Little Sir is six. Six and a half he’ll tell you.

He has taken to telling me how to drive. “Why did you get over?” “You should get over.” “Are you going too fast?” “Go faster.” “Why did you go this way?” “You should have gone the other way.”

I finally said, “Look, until you have your license, don’t tell me how to drive.”

But then I thought for a second and added, “Actually, until you get your license and have been driving for as long as I have, don’t tell me how to drive.” Figure I’m safe there.

I blogged about changes ahead and it’s stunning how many folks want to tell me what to do or are certain I’m making a huge mistake.

The life metaphor that has always resonated with me the most is that life is like a big road trip. And I’ve always wanted to keep moving forward, avoid the scary detours and wrong turns and really avoid u-turns taking me back the way I all ready came or taking too long at rest stops…
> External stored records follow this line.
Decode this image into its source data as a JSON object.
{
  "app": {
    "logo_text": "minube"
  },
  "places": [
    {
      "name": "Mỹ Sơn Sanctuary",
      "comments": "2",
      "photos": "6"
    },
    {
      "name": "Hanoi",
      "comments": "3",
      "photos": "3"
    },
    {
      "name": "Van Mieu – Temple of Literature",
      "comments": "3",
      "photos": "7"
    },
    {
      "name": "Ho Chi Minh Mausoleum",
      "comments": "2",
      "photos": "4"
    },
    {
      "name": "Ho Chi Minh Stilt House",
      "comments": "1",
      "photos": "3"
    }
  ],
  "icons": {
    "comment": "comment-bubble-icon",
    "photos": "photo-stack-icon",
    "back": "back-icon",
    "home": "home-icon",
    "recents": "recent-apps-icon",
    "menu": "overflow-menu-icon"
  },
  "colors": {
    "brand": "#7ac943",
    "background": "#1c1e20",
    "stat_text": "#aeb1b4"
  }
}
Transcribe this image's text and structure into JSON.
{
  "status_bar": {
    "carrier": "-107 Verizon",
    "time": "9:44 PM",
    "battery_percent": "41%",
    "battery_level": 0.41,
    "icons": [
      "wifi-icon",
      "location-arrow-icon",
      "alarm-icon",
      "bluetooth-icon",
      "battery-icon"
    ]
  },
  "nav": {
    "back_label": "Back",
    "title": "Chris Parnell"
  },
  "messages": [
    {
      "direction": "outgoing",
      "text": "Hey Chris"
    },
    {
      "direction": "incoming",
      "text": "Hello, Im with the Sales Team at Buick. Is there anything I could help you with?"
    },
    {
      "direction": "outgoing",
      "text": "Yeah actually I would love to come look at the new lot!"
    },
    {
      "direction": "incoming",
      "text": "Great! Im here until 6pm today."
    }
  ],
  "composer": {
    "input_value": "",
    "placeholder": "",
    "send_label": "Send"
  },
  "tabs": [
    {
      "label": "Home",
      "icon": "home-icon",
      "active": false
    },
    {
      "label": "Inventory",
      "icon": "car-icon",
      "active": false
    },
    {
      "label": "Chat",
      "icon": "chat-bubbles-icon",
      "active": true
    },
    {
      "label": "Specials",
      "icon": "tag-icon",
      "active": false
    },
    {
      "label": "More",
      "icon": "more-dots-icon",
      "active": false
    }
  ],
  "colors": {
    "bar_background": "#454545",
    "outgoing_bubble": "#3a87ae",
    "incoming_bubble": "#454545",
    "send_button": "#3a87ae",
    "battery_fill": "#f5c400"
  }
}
I want to see interesting places along the way, take alternate routes when they offer something good to see or do, cause no harm, no littering, no cutting people off… and when I reach the end, feel good about my trip, my driving skills, and how well I took care of my passengers along the way.

When I went through my divorce, an image that came to mind is how long I’d been pulled over waiting for him to get where he needed to be so we could continue our travels together. And I just couldn’t wait any longer. Leaving him behind was gut wrenching.

After my most recent break up, part of me felt sad for him. Sad he was missing out on all the places I’m going. But there are lots of routes and I wish him well on the one he’s chosen.

But I’ve been driving a while now. And while having someone else to share the driving with is nice, driving solo is not going to keep me from getting where I want to go.

So, let’s review: I have a pretty good driving record. Not perfect, but I get the good insurance rates. I may be in a different lane than you think or taking a route you don’t prefer, but that’s the privilege of driving.

Stay in your own lane. Listen to your own GPS.

Safe travels.